High Household Debt (Demand Constraints): In addition, mortgage rates are close to their all-time lows at 4.5%, 30 year mortgage. This is due to the lower demand for mortgages by the overextended consumers. By last count, the total household debt of US households was close to 100% of the GDP. As a result, consumers wish not to acquire more debt, and instead pay off their current debt.

Historically, such deleveraging (paying off the debt) has taken at least 10 years to come to a close, causing historical slumps such as the Great Depression, and the Japanese recession of the 90s. It can be said with reasonable certainty that the high debt in the US would reduce the total mortgages for the coming years.

Tax Credit: In addition, with the expiration of the tax credit for home buyers, another source of encouragement has been lost. The tax credit reduced the taxable income for first time home buyers who purchased homes during 2008, 2009, and 2010. This was a valuable incentive to purchase a home.

Home Prices:

Home prices are down 5.1% from a year ago, and are at levels below those seen in 2009. Prices in the country have fallen consistently for 3 quarters. Also, they are now down 32.7% from their peak set five years ago.

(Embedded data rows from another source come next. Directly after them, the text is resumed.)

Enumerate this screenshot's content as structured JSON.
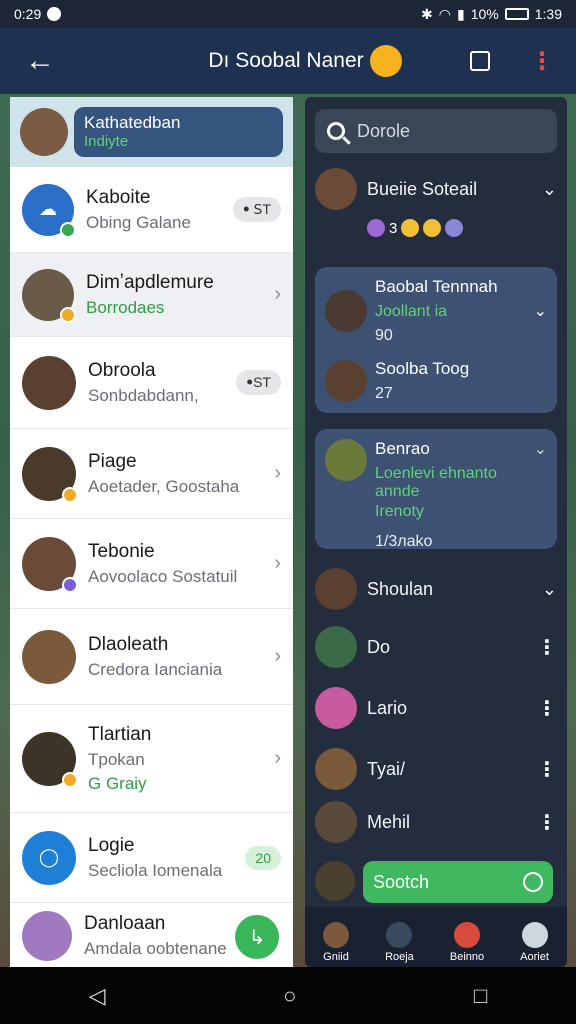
{
  "status": {
    "time": "0:29",
    "battery": "10%",
    "clock": "1:39"
  },
  "appbar": {
    "title": "Dı Soobal Naner",
    "back": "←",
    "menu": "⋮"
  },
  "left": {
    "header": {
      "name": "Kathatedban",
      "sub": "Indiyte"
    },
    "contacts": [
      {
        "name": "Kaboite",
        "sub": "Obing Galane",
        "chip": "ꔷ ꓢT",
        "color": "#2b6fc9"
      },
      {
        "name": "Dimʼapdlemure",
        "sub": "Borrodaes",
        "chev": "›",
        "color": "#6a5b48"
      },
      {
        "name": "Obroola",
        "sub": "Sonbdabdann,",
        "chip": "ꔷST",
        "color": "#5a4030"
      },
      {
        "name": "Piage",
        "sub": "Aoetader, Goostaha",
        "chev": "›",
        "color": "#4a3a2c"
      },
      {
        "name": "Tebonie",
        "sub": "Aovoolaco Sostatuil",
        "chev": "›",
        "color": "#6a4b38"
      },
      {
        "name": "Dlaoleath",
        "sub": "Credora Ianciania",
        "chev": "›",
        "color": "#7a5a3a"
      },
      {
        "name": "Tlartian",
        "sub": "Tpokan",
        "sub2": "G Graiy",
        "chev": "›",
        "color": "#3d3328"
      },
      {
        "name": "Logie",
        "sub": "Secliola Iomenala",
        "chip2": "20",
        "color": "#1d7fd6"
      },
      {
        "name": "Danloaan",
        "sub": "Amdala oobtenane",
        "color": "#a07ac0"
      }
    ]
  },
  "right": {
    "search": "Dorole",
    "items": [
      {
        "name": "Bueiie Soteail",
        "emojis": "3"
      },
      {
        "card1_name": "Baobal Tennnah",
        "card1_line": "Joollant ia",
        "card1_line2": "90",
        "card1_name2": "Soolba Toog",
        "card1_line3": "27"
      },
      {
        "card2_name": "Benrao",
        "card2_line": "Loenlevi ehnanto annde",
        "card2_line2": "Irenoty",
        "card2_line3": "1/3лаko"
      },
      {
        "name": "Shoulan"
      },
      {
        "name": "Do"
      },
      {
        "name": "Lario"
      },
      {
        "name": "Tyai/"
      },
      {
        "name": "Mehil"
      }
    ],
    "button": "Sootch",
    "tabs": [
      "Gniid",
      "Roeja",
      "Beinno",
      "Aoriet"
    ]
  }
}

Conclusion: Home prices can fall for a variety of reasons, ranging from low aptitude for debt, to fewer loans available, or due to fear of a fall in home prices in the future. But a fall in prices, regardless of its cause, will have the effect of reducing total construction in the country. This would lower the total income generated in the housing sector and reduce total spending, thus causing some downward pressure on the GDP.

It is difficult to predict what the attitudes of the home buyers would be, but our best guess is that housing would be a slow engine for growth in the US economy for the coming decade.

Disclosure: I have no positions in any stocks mentioned, and no plans to initiate any positions within the next 72 hours.